In the case at bar the sheriff who obtained the writ and served it is said not to have made sufficient showing of probable cause. That probable cause existed is demonstrated by the return. He found that the warrant erroneously described the premises as "Lot 8" and altered it to read "Lot 6." In law he committed a trespass, and is answerable for it according to the enormity of his offense and the injury inflicted, as a jury shall determine. Does not that satisfy the Constitution? What has that to do with the question before the court in this case? According to the rule contended for, appellant would go free, and the trespass would probably never be heard from again. Neither the private nor the public wrong would be properly redressed, but one would, in effect, offset the other. Appellant is no less guilty because he has been the victim of an unlawful search. The unlawful search is still a trespass, though it has resulted in appellant's conviction. Appellant should still be punished, though entitled to compensation according to the circumstances of the case and the injury done.

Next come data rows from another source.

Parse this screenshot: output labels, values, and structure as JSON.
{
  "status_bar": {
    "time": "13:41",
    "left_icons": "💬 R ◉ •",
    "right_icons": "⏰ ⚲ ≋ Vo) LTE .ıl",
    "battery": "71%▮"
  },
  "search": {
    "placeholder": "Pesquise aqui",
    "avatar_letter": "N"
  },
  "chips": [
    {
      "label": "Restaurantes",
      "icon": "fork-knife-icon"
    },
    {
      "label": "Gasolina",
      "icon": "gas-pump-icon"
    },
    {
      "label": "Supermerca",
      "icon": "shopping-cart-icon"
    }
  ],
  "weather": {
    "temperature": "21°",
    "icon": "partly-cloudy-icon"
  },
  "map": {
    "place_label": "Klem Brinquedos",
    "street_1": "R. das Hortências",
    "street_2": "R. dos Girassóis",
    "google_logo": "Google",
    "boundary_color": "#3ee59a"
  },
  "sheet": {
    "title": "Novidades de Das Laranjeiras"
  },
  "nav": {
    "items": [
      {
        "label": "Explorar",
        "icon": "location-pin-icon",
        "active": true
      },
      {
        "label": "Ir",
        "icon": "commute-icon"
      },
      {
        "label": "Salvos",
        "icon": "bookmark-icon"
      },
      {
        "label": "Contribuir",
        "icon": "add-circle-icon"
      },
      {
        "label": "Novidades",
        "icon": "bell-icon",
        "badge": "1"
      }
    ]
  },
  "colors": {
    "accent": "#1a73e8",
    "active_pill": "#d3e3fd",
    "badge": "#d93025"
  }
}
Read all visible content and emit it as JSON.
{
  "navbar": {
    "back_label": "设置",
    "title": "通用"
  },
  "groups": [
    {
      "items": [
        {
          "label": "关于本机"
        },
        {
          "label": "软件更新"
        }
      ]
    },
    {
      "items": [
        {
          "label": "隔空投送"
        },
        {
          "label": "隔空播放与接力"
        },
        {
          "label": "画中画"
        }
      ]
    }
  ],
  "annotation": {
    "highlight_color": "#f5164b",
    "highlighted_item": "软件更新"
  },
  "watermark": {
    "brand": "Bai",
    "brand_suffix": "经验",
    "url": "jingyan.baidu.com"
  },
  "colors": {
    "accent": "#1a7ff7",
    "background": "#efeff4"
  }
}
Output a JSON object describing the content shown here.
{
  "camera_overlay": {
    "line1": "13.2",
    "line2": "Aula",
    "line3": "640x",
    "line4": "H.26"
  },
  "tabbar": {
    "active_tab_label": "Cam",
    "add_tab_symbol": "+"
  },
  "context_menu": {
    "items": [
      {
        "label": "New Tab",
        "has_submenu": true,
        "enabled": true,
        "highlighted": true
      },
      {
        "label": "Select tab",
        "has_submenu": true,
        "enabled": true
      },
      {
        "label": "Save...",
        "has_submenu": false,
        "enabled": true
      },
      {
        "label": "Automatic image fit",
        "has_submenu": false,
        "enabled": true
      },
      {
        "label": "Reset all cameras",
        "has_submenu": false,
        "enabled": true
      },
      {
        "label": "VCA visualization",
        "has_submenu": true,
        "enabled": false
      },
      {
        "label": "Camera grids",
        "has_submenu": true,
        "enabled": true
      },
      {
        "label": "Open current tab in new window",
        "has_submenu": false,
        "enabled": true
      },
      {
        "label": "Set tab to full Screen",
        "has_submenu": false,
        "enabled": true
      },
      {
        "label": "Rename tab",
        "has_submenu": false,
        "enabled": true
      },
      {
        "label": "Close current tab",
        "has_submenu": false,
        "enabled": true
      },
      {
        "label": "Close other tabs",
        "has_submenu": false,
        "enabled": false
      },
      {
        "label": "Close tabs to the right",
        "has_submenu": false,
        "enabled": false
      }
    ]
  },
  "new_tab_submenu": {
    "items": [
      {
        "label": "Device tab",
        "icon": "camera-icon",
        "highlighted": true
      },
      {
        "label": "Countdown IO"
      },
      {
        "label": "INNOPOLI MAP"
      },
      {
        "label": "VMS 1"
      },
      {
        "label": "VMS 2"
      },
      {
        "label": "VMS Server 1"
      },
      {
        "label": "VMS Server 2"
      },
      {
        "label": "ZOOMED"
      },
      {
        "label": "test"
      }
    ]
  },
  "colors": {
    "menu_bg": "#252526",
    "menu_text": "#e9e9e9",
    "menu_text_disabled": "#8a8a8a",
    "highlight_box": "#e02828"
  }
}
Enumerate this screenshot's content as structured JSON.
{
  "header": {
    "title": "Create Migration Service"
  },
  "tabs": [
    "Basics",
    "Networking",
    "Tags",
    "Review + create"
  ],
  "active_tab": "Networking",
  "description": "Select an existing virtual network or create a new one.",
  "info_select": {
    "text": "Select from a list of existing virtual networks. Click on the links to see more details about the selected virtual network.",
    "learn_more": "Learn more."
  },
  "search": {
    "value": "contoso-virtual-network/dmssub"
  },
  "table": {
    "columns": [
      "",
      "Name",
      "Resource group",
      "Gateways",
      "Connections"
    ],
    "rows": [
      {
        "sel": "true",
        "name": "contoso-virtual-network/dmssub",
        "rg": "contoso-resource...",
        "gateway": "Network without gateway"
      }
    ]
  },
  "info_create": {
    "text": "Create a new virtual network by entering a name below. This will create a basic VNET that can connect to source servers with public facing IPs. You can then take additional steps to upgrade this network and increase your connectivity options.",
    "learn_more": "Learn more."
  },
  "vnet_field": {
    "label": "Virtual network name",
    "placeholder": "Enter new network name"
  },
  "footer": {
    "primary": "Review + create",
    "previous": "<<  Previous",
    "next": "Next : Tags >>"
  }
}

It would indeed be highly desirable if there were uniformity in the state and federal courts, particularly in view of the concurrent powers of Congress and the states in the enforcement of the Eighteenth Amendment. If by adhering to the federal rule uniformity could be attained. we should perhaps do so. But that result is not now in prospect. The slight contribution which we could make to uniformity is more than offset by the enhanced difficulty in law enforcement. If the constitutional rights of the people were really involved, practical considerations would be excluded. Considering that they are not involved, and considering it as a choice between evils, we choose what we deem the lesser.
[ 2] Section 4a, c. 89, Laws 1927, then in force, provided that
"* * * the evidence obtained by reason of any search warrant may be used in any court of competent jurisdiction, in any action brought under the provisions of this Act."
It is urged that, by implication, this section prohibits the use of evidence obtained by use of an illegal search warrant. We do not think so. The quoted portion of the section is affirmative in form. Such would have been the rule without legislative declaration of it. In such cases the stated condition is not deemed exclusive. State v. Trujillo, 33 N.M. 370, 266 P. 922. It could not have been intended that no evidence should be received in a prohibition case except such as had been obtained by means of a search warrant.
The judgment should be affirmed and the cause remanded. It is so ordered.
BICKLEY, C.J., and PARKER, J., concur.
CATRON and SIMMS, JJ., did not participate.